Two hours earlier, Dan and I had set off on a quest to carpe diem despite having celebrated my 22nd birthday the night before. After deliberating between a trip to the coast and a local gun show, we opted for a more feral outing and headed due west towards the Belgrade lakes region of central Maine. I threw two wrist rockets into the back of our car and we set off. After a thirty minute hike under the canopy of fir trees, the foliage opened up exposing an easterly view of central Maine's lakes and rivers. For the next few hours we shot at trees with our wrist rockets, captured the season's first cosmic rays and watched the occasional jet on the final leg of its transatlantic journey.

After twenty minutes of daydreaming and listening to the sounds of snow melting, my boyish impulses returned. I thumbed the blade of my Swiss Army Knife open and whittled a fir branch with no intended destination or journey other than tapping the smell of fresh fir. As the branch shortened and narrowed, my mind jumped to an earlier day some 15 years ago when woods-lore captured my imagination and time.

Building on my countless hours spent struggling to make fire with pieces of wood in my back yard as a seven year old, I started shaping the piece of fir in my left hand into a spindle as part of a bow drill. A bow drill uses a friction to create a small coal.

After finalizing the spindle, I set out in search of the board and hand piece. Scavenging through the underbrush, I narrowly avoided two branches to the face and eventually settled on a dead fir branch and spent five minutes banging it against a pointy rock like one of those dudes from a Geico commercial. Next, I pulled out my red lace from my Danner boot and was off to the races. A half an hour of swearing, bloodied knuckles and frantic blows into a small nest of dried grass later, we finally got a flame.

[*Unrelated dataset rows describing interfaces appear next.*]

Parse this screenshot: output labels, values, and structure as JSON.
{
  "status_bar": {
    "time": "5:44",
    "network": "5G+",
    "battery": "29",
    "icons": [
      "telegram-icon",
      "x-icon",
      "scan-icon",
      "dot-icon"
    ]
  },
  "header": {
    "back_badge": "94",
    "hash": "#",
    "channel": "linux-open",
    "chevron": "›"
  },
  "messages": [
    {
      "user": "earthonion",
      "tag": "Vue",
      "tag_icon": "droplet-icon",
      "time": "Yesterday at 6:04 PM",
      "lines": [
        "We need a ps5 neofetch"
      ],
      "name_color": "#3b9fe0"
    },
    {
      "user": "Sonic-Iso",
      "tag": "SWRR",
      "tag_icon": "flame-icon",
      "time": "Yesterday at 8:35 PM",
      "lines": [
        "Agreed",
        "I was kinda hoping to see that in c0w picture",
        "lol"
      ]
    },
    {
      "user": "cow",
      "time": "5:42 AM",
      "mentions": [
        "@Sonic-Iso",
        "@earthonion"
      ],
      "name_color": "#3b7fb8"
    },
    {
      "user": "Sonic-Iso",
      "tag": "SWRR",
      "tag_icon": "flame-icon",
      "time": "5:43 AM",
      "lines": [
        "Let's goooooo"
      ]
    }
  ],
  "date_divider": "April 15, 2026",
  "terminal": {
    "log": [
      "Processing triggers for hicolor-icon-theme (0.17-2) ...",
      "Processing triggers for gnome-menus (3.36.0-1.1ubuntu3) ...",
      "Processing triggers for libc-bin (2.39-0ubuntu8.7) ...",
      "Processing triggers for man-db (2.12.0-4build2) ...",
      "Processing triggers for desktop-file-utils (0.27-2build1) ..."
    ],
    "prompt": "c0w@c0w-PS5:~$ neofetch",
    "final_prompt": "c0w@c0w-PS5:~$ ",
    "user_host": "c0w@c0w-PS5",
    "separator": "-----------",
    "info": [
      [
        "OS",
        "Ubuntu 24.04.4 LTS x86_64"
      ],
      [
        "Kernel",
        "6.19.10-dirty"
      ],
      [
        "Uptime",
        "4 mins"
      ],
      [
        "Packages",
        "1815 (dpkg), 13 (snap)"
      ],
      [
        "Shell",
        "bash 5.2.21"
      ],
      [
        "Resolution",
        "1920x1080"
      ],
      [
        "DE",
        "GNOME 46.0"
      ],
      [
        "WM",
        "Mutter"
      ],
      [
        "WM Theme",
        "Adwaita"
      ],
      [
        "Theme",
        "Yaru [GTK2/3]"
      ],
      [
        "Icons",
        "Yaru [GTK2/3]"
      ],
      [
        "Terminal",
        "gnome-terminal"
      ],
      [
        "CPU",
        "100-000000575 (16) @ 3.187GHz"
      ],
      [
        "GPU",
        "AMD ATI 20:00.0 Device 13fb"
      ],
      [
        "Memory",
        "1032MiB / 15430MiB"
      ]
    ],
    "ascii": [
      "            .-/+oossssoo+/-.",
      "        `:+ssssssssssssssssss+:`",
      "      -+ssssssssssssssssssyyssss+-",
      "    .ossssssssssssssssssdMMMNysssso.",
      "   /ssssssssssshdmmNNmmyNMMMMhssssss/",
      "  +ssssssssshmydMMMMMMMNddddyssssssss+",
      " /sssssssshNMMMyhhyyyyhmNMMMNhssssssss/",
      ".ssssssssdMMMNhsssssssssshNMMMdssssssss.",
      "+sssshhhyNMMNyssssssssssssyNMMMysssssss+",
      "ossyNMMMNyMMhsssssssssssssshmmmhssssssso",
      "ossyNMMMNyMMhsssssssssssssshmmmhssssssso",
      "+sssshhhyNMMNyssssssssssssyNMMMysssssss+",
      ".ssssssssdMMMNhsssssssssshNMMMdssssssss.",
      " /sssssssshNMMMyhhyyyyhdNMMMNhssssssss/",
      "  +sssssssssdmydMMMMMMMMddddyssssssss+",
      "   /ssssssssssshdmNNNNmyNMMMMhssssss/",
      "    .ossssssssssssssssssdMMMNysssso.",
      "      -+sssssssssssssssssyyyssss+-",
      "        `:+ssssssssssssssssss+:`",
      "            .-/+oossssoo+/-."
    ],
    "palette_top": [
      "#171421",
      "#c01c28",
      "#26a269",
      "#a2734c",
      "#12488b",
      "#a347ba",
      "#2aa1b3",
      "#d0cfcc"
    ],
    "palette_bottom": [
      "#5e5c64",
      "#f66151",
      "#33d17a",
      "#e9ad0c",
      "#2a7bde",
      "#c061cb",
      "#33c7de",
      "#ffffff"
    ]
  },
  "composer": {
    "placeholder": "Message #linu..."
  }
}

The fruits of our labor.

Yours truly in my Filson Mackinaw Cruiser and an LL Bean Chambray work shirt.

Dan letting one rip.

Searching for a target.

As the sun sank towards the mountains we shot our last rocks off towards the distant lakes and headed back towards town and the promise of warm food. It was a good day.